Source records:
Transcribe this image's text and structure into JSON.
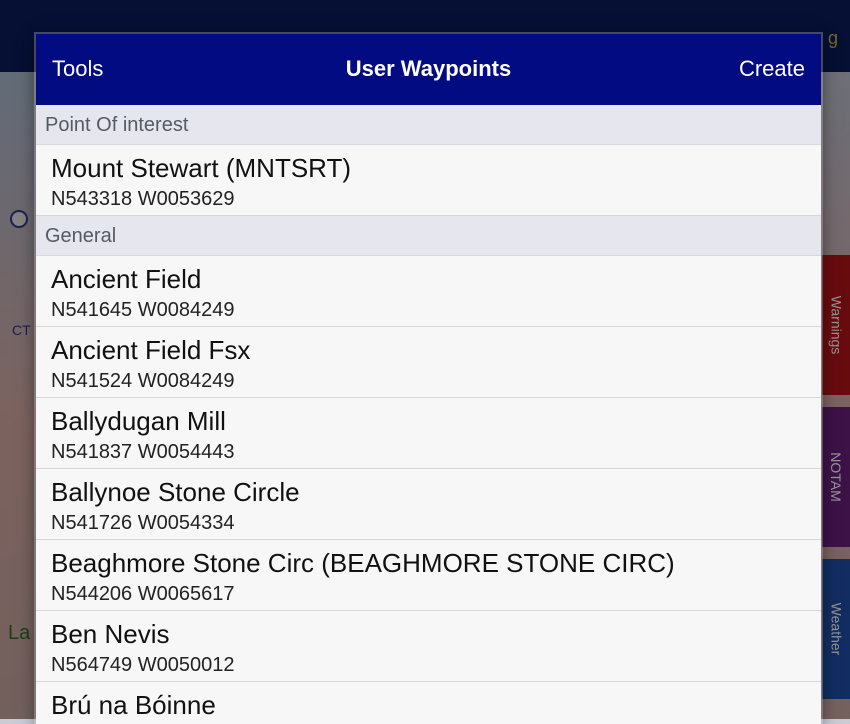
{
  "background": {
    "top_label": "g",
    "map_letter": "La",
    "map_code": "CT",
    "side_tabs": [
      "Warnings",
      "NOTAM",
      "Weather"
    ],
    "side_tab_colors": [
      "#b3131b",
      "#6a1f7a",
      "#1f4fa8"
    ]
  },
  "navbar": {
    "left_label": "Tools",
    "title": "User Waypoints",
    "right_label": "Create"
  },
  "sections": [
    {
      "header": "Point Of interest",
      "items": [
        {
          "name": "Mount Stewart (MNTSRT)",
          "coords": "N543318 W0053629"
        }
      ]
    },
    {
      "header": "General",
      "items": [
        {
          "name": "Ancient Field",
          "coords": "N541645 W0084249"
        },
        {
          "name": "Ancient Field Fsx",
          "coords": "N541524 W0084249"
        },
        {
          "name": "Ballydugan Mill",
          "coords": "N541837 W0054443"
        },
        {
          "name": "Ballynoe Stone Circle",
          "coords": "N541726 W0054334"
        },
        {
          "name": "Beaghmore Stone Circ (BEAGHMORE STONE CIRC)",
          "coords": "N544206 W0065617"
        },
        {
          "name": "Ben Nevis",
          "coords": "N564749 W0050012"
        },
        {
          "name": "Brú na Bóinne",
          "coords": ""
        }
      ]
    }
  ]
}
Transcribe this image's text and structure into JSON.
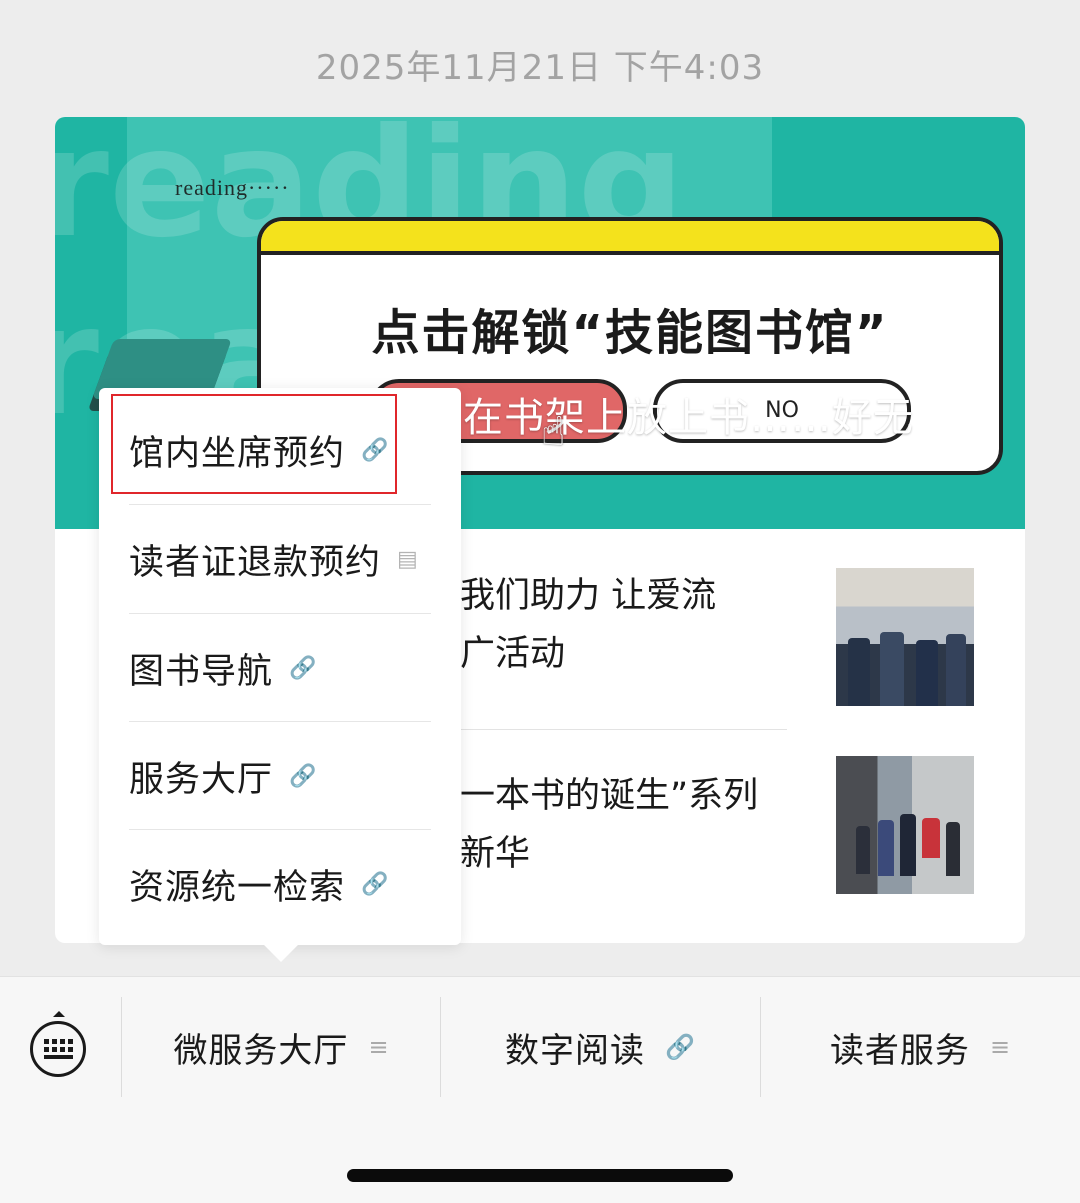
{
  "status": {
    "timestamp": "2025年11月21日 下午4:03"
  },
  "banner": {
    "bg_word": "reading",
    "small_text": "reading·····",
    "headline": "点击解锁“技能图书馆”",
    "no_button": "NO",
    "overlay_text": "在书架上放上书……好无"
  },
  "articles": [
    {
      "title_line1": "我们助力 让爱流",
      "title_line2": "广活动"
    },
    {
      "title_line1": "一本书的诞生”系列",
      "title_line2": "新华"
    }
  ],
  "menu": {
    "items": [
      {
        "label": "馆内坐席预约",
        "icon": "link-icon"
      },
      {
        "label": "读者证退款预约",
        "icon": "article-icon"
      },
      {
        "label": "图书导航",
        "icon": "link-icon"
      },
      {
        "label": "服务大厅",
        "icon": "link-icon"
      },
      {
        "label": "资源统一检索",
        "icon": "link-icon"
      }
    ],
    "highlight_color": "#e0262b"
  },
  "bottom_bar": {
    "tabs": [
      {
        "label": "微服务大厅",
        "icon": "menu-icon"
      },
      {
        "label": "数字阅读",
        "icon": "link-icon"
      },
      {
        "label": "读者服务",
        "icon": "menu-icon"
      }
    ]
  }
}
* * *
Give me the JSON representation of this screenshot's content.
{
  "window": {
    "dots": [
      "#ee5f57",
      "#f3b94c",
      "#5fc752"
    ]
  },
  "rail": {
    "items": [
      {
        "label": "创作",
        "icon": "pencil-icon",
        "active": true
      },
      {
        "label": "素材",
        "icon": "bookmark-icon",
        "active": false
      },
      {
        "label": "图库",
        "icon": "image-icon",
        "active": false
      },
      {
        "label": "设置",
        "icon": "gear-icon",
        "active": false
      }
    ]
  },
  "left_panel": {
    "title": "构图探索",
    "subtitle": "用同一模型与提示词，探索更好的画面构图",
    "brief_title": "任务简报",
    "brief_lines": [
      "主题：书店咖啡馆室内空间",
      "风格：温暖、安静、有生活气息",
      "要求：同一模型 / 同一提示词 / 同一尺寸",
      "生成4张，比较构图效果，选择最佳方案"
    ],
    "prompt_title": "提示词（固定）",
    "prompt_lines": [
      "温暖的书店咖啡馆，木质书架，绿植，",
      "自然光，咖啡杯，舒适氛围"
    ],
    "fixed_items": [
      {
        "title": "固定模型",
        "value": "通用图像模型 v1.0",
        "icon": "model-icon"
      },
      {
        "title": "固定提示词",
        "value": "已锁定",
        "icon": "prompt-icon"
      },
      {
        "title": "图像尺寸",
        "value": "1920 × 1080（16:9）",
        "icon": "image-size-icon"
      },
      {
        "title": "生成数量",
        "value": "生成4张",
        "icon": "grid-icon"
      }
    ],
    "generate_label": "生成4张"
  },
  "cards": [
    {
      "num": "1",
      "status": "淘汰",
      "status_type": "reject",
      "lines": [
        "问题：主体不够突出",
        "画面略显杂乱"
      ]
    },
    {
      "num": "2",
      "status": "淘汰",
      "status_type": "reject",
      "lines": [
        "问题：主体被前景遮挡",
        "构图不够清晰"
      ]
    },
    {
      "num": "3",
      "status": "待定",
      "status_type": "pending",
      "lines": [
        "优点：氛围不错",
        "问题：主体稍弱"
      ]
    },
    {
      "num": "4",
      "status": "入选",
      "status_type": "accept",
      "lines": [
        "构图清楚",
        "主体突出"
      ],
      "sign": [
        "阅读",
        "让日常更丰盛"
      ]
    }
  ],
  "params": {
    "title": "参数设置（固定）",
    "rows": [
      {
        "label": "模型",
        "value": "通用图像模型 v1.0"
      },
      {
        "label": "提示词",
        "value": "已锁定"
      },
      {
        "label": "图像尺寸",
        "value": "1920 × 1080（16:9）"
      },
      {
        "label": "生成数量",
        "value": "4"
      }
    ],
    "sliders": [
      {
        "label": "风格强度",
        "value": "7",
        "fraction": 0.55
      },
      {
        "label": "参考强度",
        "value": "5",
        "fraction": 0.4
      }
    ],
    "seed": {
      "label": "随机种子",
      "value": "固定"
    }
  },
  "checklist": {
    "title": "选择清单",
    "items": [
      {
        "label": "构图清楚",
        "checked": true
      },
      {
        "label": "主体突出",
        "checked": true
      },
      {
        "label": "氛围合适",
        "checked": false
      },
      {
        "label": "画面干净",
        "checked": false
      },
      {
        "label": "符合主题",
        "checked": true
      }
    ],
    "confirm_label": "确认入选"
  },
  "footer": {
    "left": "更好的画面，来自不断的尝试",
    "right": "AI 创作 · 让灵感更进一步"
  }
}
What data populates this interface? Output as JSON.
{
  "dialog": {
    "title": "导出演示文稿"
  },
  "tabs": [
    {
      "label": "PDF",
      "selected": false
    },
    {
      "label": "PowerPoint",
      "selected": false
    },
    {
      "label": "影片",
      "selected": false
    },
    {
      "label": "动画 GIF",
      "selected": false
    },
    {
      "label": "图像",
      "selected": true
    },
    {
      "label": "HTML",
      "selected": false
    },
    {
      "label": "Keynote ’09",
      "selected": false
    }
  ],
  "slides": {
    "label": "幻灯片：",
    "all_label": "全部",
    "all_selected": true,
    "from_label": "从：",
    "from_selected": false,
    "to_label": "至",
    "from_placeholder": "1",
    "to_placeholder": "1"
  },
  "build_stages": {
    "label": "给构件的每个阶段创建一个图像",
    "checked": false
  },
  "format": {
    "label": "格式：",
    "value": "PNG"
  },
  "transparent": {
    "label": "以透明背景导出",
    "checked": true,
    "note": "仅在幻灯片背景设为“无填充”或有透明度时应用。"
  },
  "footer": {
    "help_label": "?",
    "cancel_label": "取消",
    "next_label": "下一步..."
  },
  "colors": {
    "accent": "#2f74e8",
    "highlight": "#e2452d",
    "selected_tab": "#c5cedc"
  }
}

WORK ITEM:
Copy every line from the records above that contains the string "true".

EXERCISE SOLUTION:
        "active": true
        "checked": true
        "checked": true
        "checked": true
      "selected": true
    "all_selected": true,
    "checked": true,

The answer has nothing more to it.